/---

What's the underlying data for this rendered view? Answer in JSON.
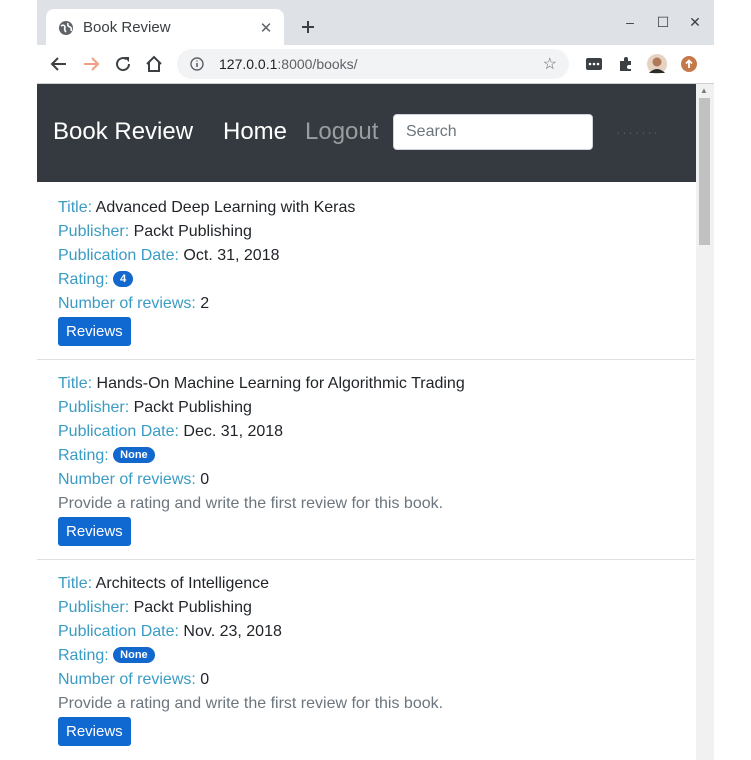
{
  "browser": {
    "tab_title": "Book Review",
    "new_tab_icon": "plus-icon",
    "url_host": "127.0.0.1",
    "url_rest": ":8000/books/",
    "win_min": "–",
    "win_max": "☐",
    "win_close": "✕"
  },
  "navbar": {
    "brand": "Book Review",
    "home": "Home",
    "logout": "Logout",
    "search_placeholder": "Search",
    "dots": "· · · · · · ·"
  },
  "books": [
    {
      "title_label": "Title:",
      "title": "Advanced Deep Learning with Keras",
      "publisher_label": "Publisher:",
      "publisher": "Packt Publishing",
      "date_label": "Publication Date:",
      "date": "Oct. 31, 2018",
      "rating_label": "Rating:",
      "rating": "4",
      "reviews_label": "Number of reviews:",
      "reviews": "2",
      "message": "",
      "button": "Reviews"
    },
    {
      "title_label": "Title:",
      "title": "Hands-On Machine Learning for Algorithmic Trading",
      "publisher_label": "Publisher:",
      "publisher": "Packt Publishing",
      "date_label": "Publication Date:",
      "date": "Dec. 31, 2018",
      "rating_label": "Rating:",
      "rating": "None",
      "reviews_label": "Number of reviews:",
      "reviews": "0",
      "message": "Provide a rating and write the first review for this book.",
      "button": "Reviews"
    },
    {
      "title_label": "Title:",
      "title": "Architects of Intelligence",
      "publisher_label": "Publisher:",
      "publisher": "Packt Publishing",
      "date_label": "Publication Date:",
      "date": "Nov. 23, 2018",
      "rating_label": "Rating:",
      "rating": "None",
      "reviews_label": "Number of reviews:",
      "reviews": "0",
      "message": "Provide a rating and write the first review for this book.",
      "button": "Reviews"
    }
  ],
  "colors": {
    "navbar_bg": "#343a40",
    "label": "#3a9bc4",
    "button": "#1068d1",
    "badge": "#1368ce"
  }
}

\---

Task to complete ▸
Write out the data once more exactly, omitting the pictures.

Output of the exercise ▸
What's the underlying data for this rendered view? Answer in JSON.
{
  "browser": {
    "tab_title": "Book Review",
    "new_tab_icon": "plus-icon",
    "url_host": "127.0.0.1",
    "url_rest": ":8000/books/",
    "win_min": "–",
    "win_max": "☐",
    "win_close": "✕"
  },
  "navbar": {
    "brand": "Book Review",
    "home": "Home",
    "logout": "Logout",
    "search_placeholder": "Search",
    "dots": "· · · · · · ·"
  },
  "books": [
    {
      "title_label": "Title:",
      "title": "Advanced Deep Learning with Keras",
      "publisher_label": "Publisher:",
      "publisher": "Packt Publishing",
      "date_label": "Publication Date:",
      "date": "Oct. 31, 2018",
      "rating_label": "Rating:",
      "rating": "4",
      "reviews_label": "Number of reviews:",
      "reviews": "2",
      "message": "",
      "button": "Reviews"
    },
    {
      "title_label": "Title:",
      "title": "Hands-On Machine Learning for Algorithmic Trading",
      "publisher_label": "Publisher:",
      "publisher": "Packt Publishing",
      "date_label": "Publication Date:",
      "date": "Dec. 31, 2018",
      "rating_label": "Rating:",
      "rating": "None",
      "reviews_label": "Number of reviews:",
      "reviews": "0",
      "message": "Provide a rating and write the first review for this book.",
      "button": "Reviews"
    },
    {
      "title_label": "Title:",
      "title": "Architects of Intelligence",
      "publisher_label": "Publisher:",
      "publisher": "Packt Publishing",
      "date_label": "Publication Date:",
      "date": "Nov. 23, 2018",
      "rating_label": "Rating:",
      "rating": "None",
      "reviews_label": "Number of reviews:",
      "reviews": "0",
      "message": "Provide a rating and write the first review for this book.",
      "button": "Reviews"
    }
  ],
  "colors": {
    "navbar_bg": "#343a40",
    "label": "#3a9bc4",
    "button": "#1068d1",
    "badge": "#1368ce"
  }
}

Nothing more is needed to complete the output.